Since retiring from The Royal Ballet in 2015, Acosta has focused much of his attention on his native Cuba, where he's proven his directorial abilities at the helm of Acosta Danza, the contemporary company that he founded in 2016. In 2017 Acosta also opened his first Dance Academy through his foundation, which provides free training to students. We don't yet know how Acosta will balance his time between his projects in Cuba and his new role at BRB.
My personal life has taken a nosedive since I broke up with my boyfriend. He's in the same show and is now dating one of my colleagues. It's heartbreaking to see them together, and I'm determined never to date a fellow dancer again. But it's challenging to find someone outside, as I practically live in the theater. Do you have any advice?
—Loveless, New York, NY
The inimitable Carol Channing, best known for her role as the titular Hello, Dolly!, passed away today at 97.
Though she became a three-time Tony winner, Channing was born in Seattle, far from the Great White Way, in 1921. After growing up in San Francisco, she attended the famed Bennington College, studying dance and drama. She later told the university, "What Bennington allows you to do is develop the thing you're going to do anyway, over everybody's dead body." For Channing, that meant decades of fiery, comical performances, bursting with energy.
Something's coming, I don't know when
But it's soon...maybe tonight?
Those iconic lyrics have basically been our #mood ever since we first heard a remake of the West Side Story film, directed by Steven Spielberg and choreographed by Justin Peck, was in the works.

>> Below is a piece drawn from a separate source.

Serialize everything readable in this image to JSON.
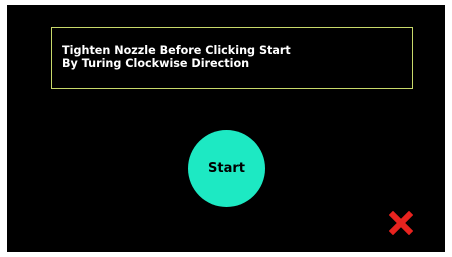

THE CASTING. THE CASTING WAS COMING.
Well, last night—after an extensive search process that focused on finding the best actors within the Puerto Rican/Latinx community—the WSS team finally revealed who'll be playing Maria, Anita, Bernardo, and Chino (joining Ansel Elgort, who was cast as Tony last fall). And you guys: It is a truly epic group.